  1. ^ "All the Number Ones – 1992". Retrieved 28 September 2014. 
  2. ^ a b c " – FAQ". Retrieved 28 September 2014. 
  3. ^ a b [1] Archived 11 August 2013 at the Wayback Machine.
  4. ^ [2] Archived 23 April 2012 at the Wayback Machine.
  5. ^ "Bananarama + Siobhan Fahey – TFI Friday interview, 8 May 1998". YouTube. Retrieved 28 September 2014. 
  6. ^ "The Agency Group – Shakespears Sister". The Agency Group. Retrieved 28 September 2014. 
  7. ^ "Shakespears Sister – 1988 Mick Brown Interview". YouTube. Retrieved 28 September 2014. 
  8. ^ a b c "Shakespears Sister 2010 Interview". YouTube. Retrieved 28 September 2014. 
  9. ^ a b "Shakespear's Siter – BPI certifications". bpi. Retrieved 25 November 2012. 
  10. ^ a b c "Charstats – Shakespear's Sister". Archived from the original on 10 January 2013. Retrieved 5 December 2012. 
  11. ^ a b "Chart Log UK, 1994–2010, DJ S – The System of Life". Retrieved 28 September 2014. 
  12. ^ "1993 BRIT Awards". YouTube. Retrieved 28 September 2014. 
  13. ^ "Siobhan Fahey, Metro Interview". Retrieved 1 December 2012. 
  14. ^ "Message Board – Album Tracklisting". Retrieved 15 July 2011. 
  15. ^ —Tim Blanks (24 November 2009). "Siobhan Fahey's Back And Better Than Ever: style file: daily fashion, party, and model news". Retrieved 15 July 2011. 
  16. ^ Shepherd, Fiona. "Interview: Siobhan Fahey – 'Why should you stop if you're still inspired?' – The Scotsman". Retrieved 15 July 2011. 
  17. ^ "Shakespears Sister – Live CD/DVD". YouTube. Retrieved 28 September 2014. 
  18. ^ a b c d e "Siobhan Fahey & Shakespears Sister" on Facebook (Blocked URL)
  19. ^ "Hormonally Yours – 20th Anniversary Edition". YouTube.
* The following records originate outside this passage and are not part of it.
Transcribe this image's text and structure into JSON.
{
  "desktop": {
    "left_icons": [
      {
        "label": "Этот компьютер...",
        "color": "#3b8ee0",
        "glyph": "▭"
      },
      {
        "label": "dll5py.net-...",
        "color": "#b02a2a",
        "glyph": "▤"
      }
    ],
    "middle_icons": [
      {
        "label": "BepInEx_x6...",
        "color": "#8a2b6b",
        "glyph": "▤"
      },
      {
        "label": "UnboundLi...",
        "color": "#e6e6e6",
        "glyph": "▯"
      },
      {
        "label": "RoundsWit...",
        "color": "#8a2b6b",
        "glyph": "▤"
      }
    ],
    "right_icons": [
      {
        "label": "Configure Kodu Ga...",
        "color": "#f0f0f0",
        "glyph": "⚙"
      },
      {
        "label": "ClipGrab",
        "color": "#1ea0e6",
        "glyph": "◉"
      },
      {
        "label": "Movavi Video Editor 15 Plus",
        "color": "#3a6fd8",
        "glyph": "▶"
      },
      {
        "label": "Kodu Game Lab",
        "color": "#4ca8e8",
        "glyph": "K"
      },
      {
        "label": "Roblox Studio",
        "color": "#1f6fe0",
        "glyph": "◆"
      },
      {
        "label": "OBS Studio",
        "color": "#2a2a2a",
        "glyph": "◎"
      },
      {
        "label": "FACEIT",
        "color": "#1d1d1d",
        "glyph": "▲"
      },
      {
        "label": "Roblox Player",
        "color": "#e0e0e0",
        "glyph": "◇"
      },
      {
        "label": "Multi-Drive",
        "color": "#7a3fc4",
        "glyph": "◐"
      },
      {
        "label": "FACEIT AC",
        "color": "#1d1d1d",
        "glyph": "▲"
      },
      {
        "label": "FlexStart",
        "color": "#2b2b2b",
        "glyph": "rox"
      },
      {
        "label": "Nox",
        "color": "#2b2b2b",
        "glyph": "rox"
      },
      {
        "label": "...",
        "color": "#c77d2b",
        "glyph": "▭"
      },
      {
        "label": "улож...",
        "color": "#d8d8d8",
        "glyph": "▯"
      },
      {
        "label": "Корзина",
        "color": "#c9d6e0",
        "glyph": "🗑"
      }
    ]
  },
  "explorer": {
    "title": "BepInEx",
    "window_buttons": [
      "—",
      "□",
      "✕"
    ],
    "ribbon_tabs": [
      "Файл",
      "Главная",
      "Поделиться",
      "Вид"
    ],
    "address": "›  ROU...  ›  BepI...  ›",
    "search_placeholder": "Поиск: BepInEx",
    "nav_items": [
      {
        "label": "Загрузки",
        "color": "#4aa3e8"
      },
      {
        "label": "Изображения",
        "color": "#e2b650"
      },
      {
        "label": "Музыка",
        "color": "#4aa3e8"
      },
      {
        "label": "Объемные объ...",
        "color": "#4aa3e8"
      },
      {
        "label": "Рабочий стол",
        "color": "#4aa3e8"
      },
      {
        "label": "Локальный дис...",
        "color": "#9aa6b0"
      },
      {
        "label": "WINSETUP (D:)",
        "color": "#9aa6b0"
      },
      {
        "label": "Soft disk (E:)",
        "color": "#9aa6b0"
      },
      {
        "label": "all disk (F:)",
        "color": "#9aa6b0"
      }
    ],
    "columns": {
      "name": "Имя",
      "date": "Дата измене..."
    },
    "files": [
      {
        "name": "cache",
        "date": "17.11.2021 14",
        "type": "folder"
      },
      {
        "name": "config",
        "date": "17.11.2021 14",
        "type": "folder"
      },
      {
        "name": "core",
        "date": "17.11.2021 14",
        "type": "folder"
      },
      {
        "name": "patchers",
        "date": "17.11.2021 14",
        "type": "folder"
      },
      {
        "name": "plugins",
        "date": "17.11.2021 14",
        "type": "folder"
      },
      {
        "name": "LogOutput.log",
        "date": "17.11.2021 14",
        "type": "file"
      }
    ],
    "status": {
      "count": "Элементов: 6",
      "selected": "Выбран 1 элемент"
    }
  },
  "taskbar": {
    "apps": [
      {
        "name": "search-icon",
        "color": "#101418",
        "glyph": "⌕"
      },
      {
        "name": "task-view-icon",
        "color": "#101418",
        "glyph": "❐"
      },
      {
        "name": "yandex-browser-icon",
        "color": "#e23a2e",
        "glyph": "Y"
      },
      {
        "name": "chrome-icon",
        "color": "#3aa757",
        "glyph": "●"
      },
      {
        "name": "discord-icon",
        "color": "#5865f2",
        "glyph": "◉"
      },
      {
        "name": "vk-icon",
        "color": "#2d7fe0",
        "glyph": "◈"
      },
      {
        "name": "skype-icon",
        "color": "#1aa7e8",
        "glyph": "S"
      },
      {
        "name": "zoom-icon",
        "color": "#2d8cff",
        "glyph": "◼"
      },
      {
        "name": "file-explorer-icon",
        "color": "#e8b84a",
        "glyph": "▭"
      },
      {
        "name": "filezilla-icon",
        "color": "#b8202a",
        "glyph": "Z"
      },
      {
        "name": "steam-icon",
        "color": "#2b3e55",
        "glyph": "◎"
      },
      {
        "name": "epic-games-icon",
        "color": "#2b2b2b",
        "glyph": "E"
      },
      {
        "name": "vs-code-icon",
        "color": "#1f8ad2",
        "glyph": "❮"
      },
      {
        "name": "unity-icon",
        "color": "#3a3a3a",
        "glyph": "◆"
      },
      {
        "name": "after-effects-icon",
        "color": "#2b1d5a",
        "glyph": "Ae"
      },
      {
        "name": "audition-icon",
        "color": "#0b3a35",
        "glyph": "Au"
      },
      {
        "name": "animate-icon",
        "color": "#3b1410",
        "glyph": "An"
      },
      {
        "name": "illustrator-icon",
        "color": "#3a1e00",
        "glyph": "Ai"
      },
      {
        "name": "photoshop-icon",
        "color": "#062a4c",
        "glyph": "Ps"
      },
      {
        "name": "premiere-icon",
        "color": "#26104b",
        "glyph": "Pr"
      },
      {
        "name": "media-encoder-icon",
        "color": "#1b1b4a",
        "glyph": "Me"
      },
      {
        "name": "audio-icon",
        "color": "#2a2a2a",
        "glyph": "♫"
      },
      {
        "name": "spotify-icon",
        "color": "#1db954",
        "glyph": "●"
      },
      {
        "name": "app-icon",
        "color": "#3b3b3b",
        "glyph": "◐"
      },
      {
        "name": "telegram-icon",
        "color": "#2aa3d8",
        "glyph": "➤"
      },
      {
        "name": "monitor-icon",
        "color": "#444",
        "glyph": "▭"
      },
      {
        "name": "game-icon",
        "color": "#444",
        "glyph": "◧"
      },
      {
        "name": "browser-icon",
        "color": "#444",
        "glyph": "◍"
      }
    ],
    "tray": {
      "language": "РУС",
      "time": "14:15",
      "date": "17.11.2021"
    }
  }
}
Retrieved 28 September 2014. 
  20. ^ [3] Archived 2 December 2012 at the Wayback Machine.